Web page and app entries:
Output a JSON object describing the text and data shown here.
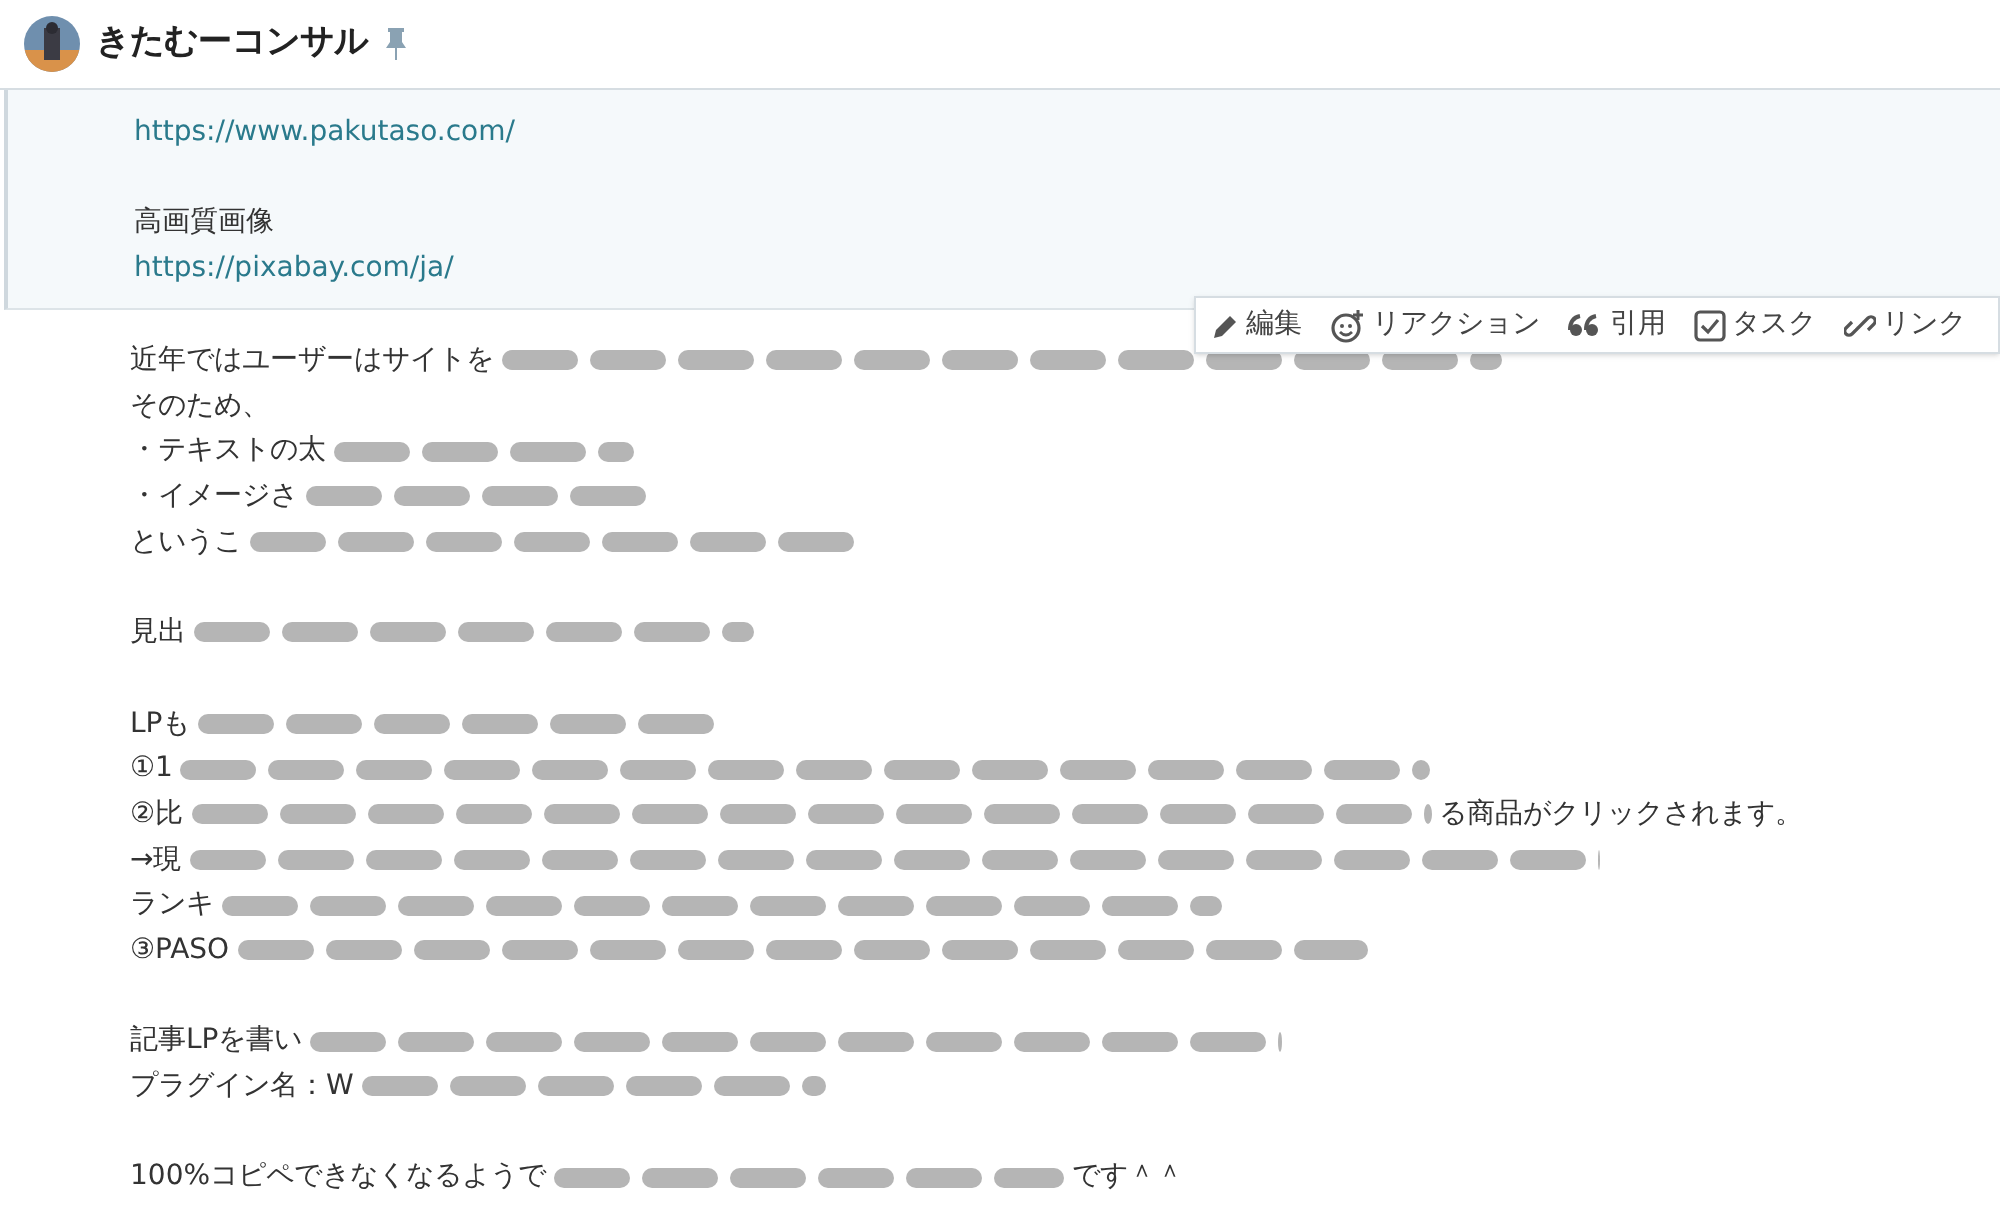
{
  "header": {
    "title": "きたむーコンサル",
    "pinned": true
  },
  "pinned_message": {
    "lines": [
      {
        "kind": "link",
        "text": "https://www.pakutaso.com/"
      },
      {
        "kind": "blank"
      },
      {
        "kind": "text",
        "text": "高画質画像"
      },
      {
        "kind": "link",
        "text": "https://pixabay.com/ja/"
      }
    ]
  },
  "message_actions": [
    {
      "kind": "edit",
      "label": "編集"
    },
    {
      "kind": "reaction",
      "label": "リアクション"
    },
    {
      "kind": "quote",
      "label": "引用"
    },
    {
      "kind": "task",
      "label": "タスク"
    },
    {
      "kind": "link",
      "label": "リンク"
    }
  ],
  "message": {
    "lines": [
      {
        "kind": "text",
        "segments": [
          {
            "kind": "text",
            "text": "近年ではユーザーはサイトを"
          },
          {
            "kind": "blurred"
          }
        ]
      },
      {
        "kind": "text",
        "segments": [
          {
            "kind": "text",
            "text": "そのため、"
          }
        ]
      },
      {
        "kind": "text",
        "segments": [
          {
            "kind": "text",
            "text": "・テキストの太"
          },
          {
            "kind": "blurred"
          }
        ]
      },
      {
        "kind": "text",
        "segments": [
          {
            "kind": "text",
            "text": "・イメージさ"
          },
          {
            "kind": "blurred"
          }
        ]
      },
      {
        "kind": "text",
        "segments": [
          {
            "kind": "text",
            "text": "というこ"
          },
          {
            "kind": "blurred"
          }
        ]
      },
      {
        "kind": "blank"
      },
      {
        "kind": "text",
        "segments": [
          {
            "kind": "text",
            "text": "見出"
          },
          {
            "kind": "blurred"
          }
        ]
      },
      {
        "kind": "blank"
      },
      {
        "kind": "text",
        "segments": [
          {
            "kind": "text",
            "text": "LPも"
          },
          {
            "kind": "blurred"
          }
        ]
      },
      {
        "kind": "text",
        "segments": [
          {
            "kind": "text",
            "text": "①1"
          },
          {
            "kind": "blurred"
          }
        ]
      },
      {
        "kind": "text",
        "segments": [
          {
            "kind": "text",
            "text": "②比"
          },
          {
            "kind": "blurred"
          },
          {
            "kind": "text",
            "text": "る商品がクリックされます。"
          }
        ]
      },
      {
        "kind": "text",
        "segments": [
          {
            "kind": "text",
            "text": "→現"
          },
          {
            "kind": "blurred"
          }
        ]
      },
      {
        "kind": "text",
        "segments": [
          {
            "kind": "text",
            "text": "ランキ"
          },
          {
            "kind": "blurred"
          }
        ]
      },
      {
        "kind": "text",
        "segments": [
          {
            "kind": "text",
            "text": "③PASO"
          },
          {
            "kind": "blurred"
          }
        ]
      },
      {
        "kind": "blank"
      },
      {
        "kind": "text",
        "segments": [
          {
            "kind": "text",
            "text": "記事LPを書い"
          },
          {
            "kind": "blurred"
          }
        ]
      },
      {
        "kind": "text",
        "segments": [
          {
            "kind": "text",
            "text": "プラグイン名：W"
          },
          {
            "kind": "blurred"
          }
        ]
      },
      {
        "kind": "blank"
      },
      {
        "kind": "text",
        "segments": [
          {
            "kind": "text",
            "text": "100%コピペできなくなるようで"
          },
          {
            "kind": "blurred"
          },
          {
            "kind": "text",
            "text": "です＾＾"
          }
        ]
      }
    ]
  }
}
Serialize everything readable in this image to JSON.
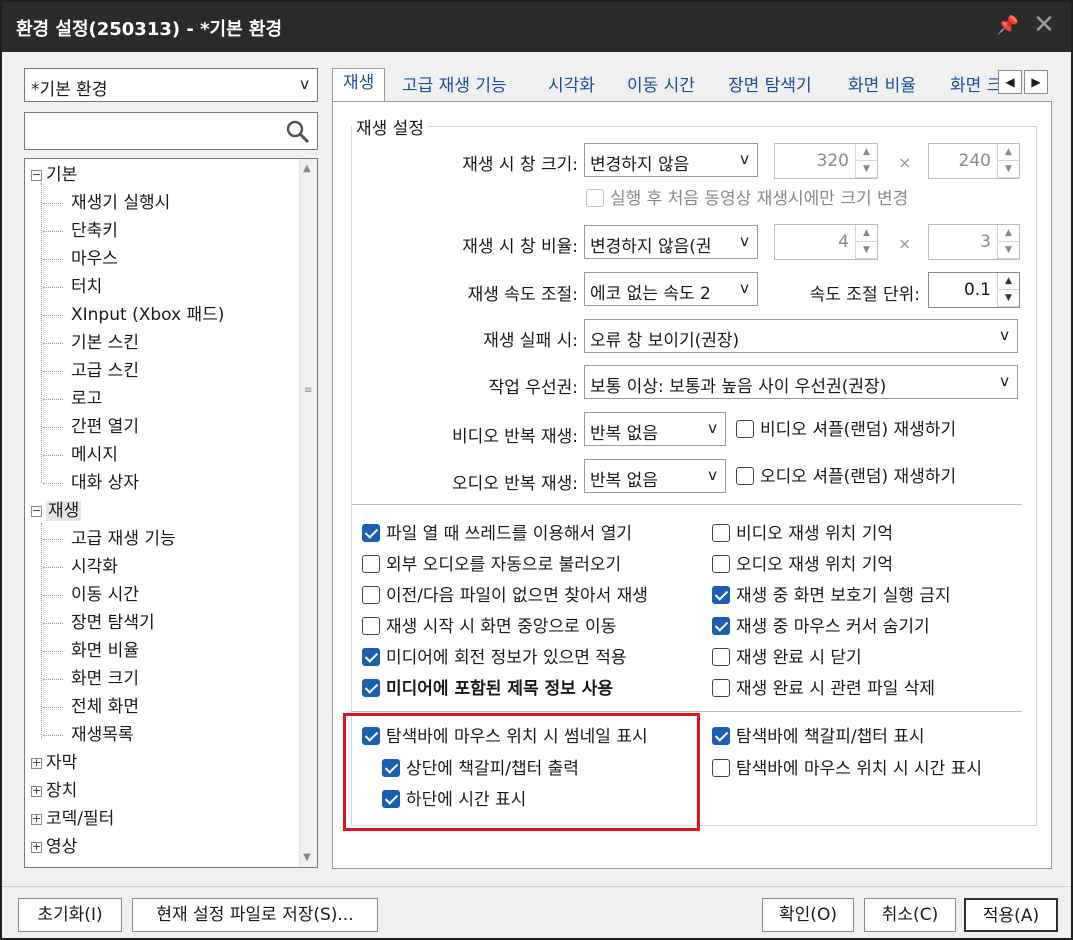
{
  "window": {
    "title": "환경 설정(250313) - *기본 환경"
  },
  "profile": {
    "value": "*기본 환경",
    "arrow": "v"
  },
  "search": {
    "value": ""
  },
  "tree": {
    "basic": {
      "label": "기본",
      "children": [
        "재생기 실행시",
        "단축키",
        "마우스",
        "터치",
        "XInput (Xbox 패드)",
        "기본 스킨",
        "고급 스킨",
        "로고",
        "간편 열기",
        "메시지",
        "대화 상자"
      ]
    },
    "play": {
      "label": "재생",
      "children": [
        "고급 재생 기능",
        "시각화",
        "이동 시간",
        "장면 탐색기",
        "화면 비율",
        "화면 크기",
        "전체 화면",
        "재생목록"
      ]
    },
    "collapsed": [
      "자막",
      "장치",
      "코덱/필터",
      "영상"
    ]
  },
  "tabs": [
    "재생",
    "고급 재생 기능",
    "시각화",
    "이동 시간",
    "장면 탐색기",
    "화면 비율",
    "화면 크"
  ],
  "group": {
    "title": "재생 설정"
  },
  "fields": {
    "window_size": {
      "label": "재생 시 창 크기:",
      "value": "변경하지 않음",
      "arrow": "v",
      "w": "320",
      "h": "240",
      "times": "×"
    },
    "first_play_only": {
      "label": "실행 후 처음 동영상 재생시에만 크기 변경"
    },
    "window_ratio": {
      "label": "재생 시 창 비율:",
      "value": "변경하지 않음(권",
      "arrow": "v",
      "w": "4",
      "h": "3",
      "times": "×"
    },
    "speed": {
      "label": "재생 속도 조절:",
      "value": "에코 없는 속도 2",
      "arrow": "v",
      "unit_label": "속도 조절 단위:",
      "unit_value": "0.1"
    },
    "fail": {
      "label": "재생 실패 시:",
      "value": "오류 창 보이기(권장)",
      "arrow": "v"
    },
    "priority": {
      "label": "작업 우선권:",
      "value": "보통 이상: 보통과 높음 사이 우선권(권장)",
      "arrow": "v"
    },
    "video_repeat": {
      "label": "비디오 반복 재생:",
      "value": "반복 없음",
      "arrow": "v",
      "shuffle": "비디오 셔플(랜덤) 재생하기"
    },
    "audio_repeat": {
      "label": "오디오 반복 재생:",
      "value": "반복 없음",
      "arrow": "v",
      "shuffle": "오디오 셔플(랜덤) 재생하기"
    }
  },
  "checks_left": [
    {
      "label": "파일 열 때 쓰레드를 이용해서 열기",
      "checked": true
    },
    {
      "label": "외부 오디오를 자동으로 불러오기",
      "checked": false
    },
    {
      "label": "이전/다음 파일이 없으면 찾아서 재생",
      "checked": false
    },
    {
      "label": "재생 시작 시 화면 중앙으로 이동",
      "checked": false
    },
    {
      "label": "미디어에 회전 정보가 있으면 적용",
      "checked": true
    },
    {
      "label": "미디어에 포함된 제목 정보 사용",
      "checked": true
    }
  ],
  "checks_right": [
    {
      "label": "비디오 재생 위치 기억",
      "checked": false
    },
    {
      "label": "오디오 재생 위치 기억",
      "checked": false
    },
    {
      "label": "재생 중 화면 보호기 실행 금지",
      "checked": true
    },
    {
      "label": "재생 중 마우스 커서 숨기기",
      "checked": true
    },
    {
      "label": "재생 완료 시 닫기",
      "checked": false
    },
    {
      "label": "재생 완료 시 관련 파일 삭제",
      "checked": false
    }
  ],
  "seekbar": {
    "thumb": "탐색바에 마우스 위치 시 썸네일 표시",
    "top_chapter": "상단에 책갈피/챕터 출력",
    "bottom_time": "하단에 시간 표시",
    "chapter": "탐색바에 책갈피/챕터 표시",
    "time": "탐색바에 마우스 위치 시 시간 표시"
  },
  "buttons": {
    "reset": "초기화(I)",
    "save": "현재 설정 파일로 저장(S)...",
    "ok": "확인(O)",
    "cancel": "취소(C)",
    "apply": "적용(A)"
  },
  "colors": {
    "accent": "#1a5fb4",
    "highlight": "#e0141e",
    "titlebar": "#2b2b2b"
  }
}
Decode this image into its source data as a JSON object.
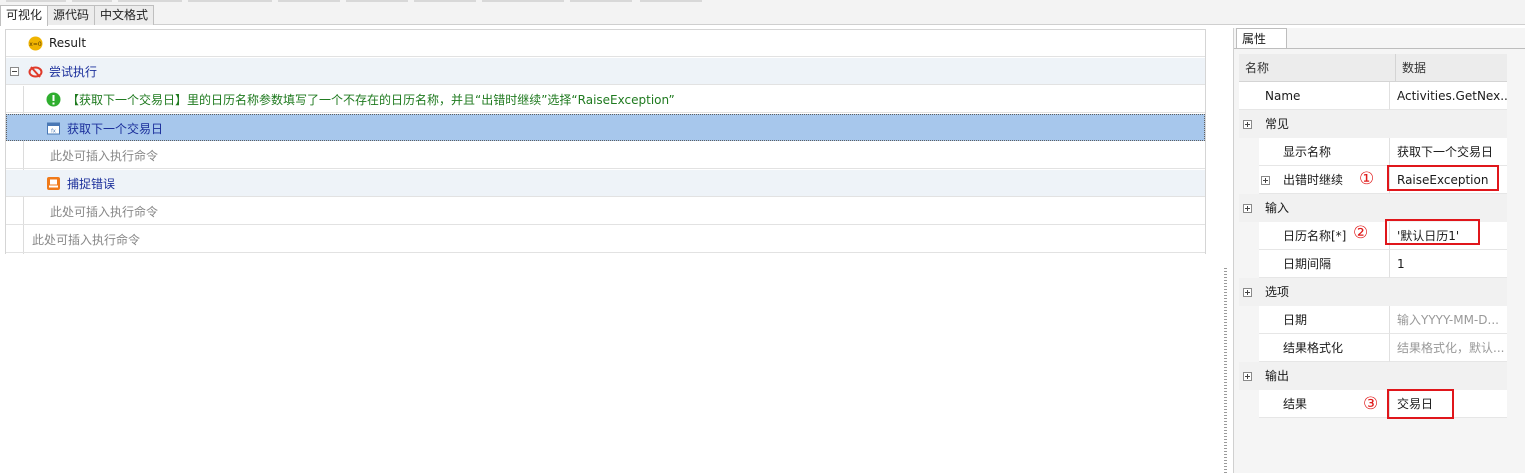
{
  "tabs": [
    {
      "label": "可视化",
      "active": true
    },
    {
      "label": "源代码",
      "active": false
    },
    {
      "label": "中文格式",
      "active": false
    }
  ],
  "editor": {
    "result_label": "Result",
    "try_block_label": "尝试执行",
    "warning_text": "【获取下一个交易日】里的日历名称参数填写了一个不存在的日历名称，并且“出错时继续”选择“RaiseException”",
    "selected_activity": "获取下一个交易日",
    "insert_placeholder": "此处可插入执行命令",
    "catch_label": "捕捉错误"
  },
  "properties": {
    "panel_tab": "属性",
    "col_name": "名称",
    "col_data": "数据",
    "name_row": {
      "key": "Name",
      "value": "Activities.GetNex..."
    },
    "general": {
      "category": "常见",
      "display_name": {
        "key": "显示名称",
        "value": "获取下一个交易日"
      },
      "continue_on_error": {
        "key": "出错时继续",
        "value": "RaiseException"
      }
    },
    "input": {
      "category": "输入",
      "calendar_name": {
        "key": "日历名称[*]",
        "value": "'默认日历1'"
      },
      "date_interval": {
        "key": "日期间隔",
        "value": "1"
      }
    },
    "options": {
      "category": "选项",
      "date": {
        "key": "日期",
        "value": "输入YYYY-MM-D..."
      },
      "result_format": {
        "key": "结果格式化",
        "value": "结果格式化，默认..."
      }
    },
    "output": {
      "category": "输出",
      "result": {
        "key": "结果",
        "value": "交易日"
      }
    }
  },
  "annotations": {
    "n1": "①",
    "n2": "②",
    "n3": "③"
  },
  "colors": {
    "selection": "#a7c7ec",
    "annotation_red": "#e0161b",
    "warning_green": "#1f7a1f"
  }
}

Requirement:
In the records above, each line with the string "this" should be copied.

The completed task:
Serialize everything readable in this image to JSON.
Decode this image into its source data as a JSON object.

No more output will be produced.